But extreme advice is actually an easy — and wildly effective — way to get free and wide-ranging publicity. A 2015 Fast Company profile on Goop noted that the site gets 3.75 million clicks per month. Are those genuine clicks of interest, or hate-clicks? It doesn’t actually matter (especially since, as previously noted, psychology can turn the latter to the former after a little exposure). A 2011 Stanford Graduate School of Business report showed that the truism about bad publicity being good for business is often accurate: it noted that “in some cases negative publicity can increase sales when a product or company is relatively unknown, simply because it stimulates product awareness,” citing an investigation that found that unknown authors who received a negative review in the New York Times saw their sales jump 45%.

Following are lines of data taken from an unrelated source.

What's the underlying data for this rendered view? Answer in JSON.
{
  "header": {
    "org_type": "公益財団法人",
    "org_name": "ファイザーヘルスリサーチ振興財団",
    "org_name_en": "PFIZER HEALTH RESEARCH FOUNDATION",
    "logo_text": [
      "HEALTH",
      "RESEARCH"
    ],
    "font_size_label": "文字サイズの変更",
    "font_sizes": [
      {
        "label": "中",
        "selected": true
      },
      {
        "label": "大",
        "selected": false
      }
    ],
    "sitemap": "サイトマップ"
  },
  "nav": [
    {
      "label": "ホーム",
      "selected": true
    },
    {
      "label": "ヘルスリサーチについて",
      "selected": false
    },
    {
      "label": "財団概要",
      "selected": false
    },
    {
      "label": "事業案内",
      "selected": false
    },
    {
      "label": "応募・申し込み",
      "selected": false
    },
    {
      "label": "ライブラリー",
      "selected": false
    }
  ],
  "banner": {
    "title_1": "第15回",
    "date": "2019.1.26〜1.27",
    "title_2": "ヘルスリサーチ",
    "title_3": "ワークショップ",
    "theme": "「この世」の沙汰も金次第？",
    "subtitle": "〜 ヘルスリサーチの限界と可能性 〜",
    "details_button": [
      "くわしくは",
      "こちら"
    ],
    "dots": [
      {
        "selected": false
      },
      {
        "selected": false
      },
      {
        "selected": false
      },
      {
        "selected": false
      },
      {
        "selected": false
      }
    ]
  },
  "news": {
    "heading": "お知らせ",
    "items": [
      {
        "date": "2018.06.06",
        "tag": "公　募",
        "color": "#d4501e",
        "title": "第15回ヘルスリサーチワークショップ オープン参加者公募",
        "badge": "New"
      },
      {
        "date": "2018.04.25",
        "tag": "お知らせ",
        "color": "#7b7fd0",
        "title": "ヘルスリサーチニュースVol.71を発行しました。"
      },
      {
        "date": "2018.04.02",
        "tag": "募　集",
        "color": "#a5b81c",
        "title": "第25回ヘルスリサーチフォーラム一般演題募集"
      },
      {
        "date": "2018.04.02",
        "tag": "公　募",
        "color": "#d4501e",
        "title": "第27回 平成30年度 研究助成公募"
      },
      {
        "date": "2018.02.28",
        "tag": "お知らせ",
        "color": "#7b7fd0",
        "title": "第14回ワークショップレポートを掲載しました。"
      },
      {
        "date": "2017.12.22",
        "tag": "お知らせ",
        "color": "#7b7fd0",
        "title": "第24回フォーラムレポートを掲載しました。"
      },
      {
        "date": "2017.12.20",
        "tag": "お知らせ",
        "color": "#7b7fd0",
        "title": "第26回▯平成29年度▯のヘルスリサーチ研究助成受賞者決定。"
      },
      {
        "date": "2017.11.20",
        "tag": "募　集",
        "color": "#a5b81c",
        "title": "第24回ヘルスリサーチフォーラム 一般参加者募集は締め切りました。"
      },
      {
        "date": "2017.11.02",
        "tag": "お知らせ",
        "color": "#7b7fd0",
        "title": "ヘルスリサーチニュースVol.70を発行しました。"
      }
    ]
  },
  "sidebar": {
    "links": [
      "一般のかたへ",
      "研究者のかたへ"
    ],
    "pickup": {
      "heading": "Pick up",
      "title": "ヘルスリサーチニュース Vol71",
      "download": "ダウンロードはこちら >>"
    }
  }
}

And the folks who run the celebrity lifestyle brands are more aware of this than anyone. “We’ll link to a $15,000 gold dildo just to troll people,” Paltrow noted at a 2016 speaking gig. “We look for products that will create that kind of reaction.” Just this September, Paltrow told LinkedIn Pulse, “When you have an e-commerce business, no press is bad press” (an attitude Paltrow also presented in reaction to a 2015 robbery of a Goop pop-up store).
So, far from haplessly issuing controversial statements, celeb lifestyle blogs may be creating calculated outrage for the sake of press. Does that mean we have to stop making fun of them, or documenting any troubling things they say, or occasionally enjoying them, if we feel so inclined? Of course not. But it could be worthwhile to remember that our attention is what gives celebrity lifestyle brands their power—and at the end of the day, it doesn’t matter if that attention is good or bad.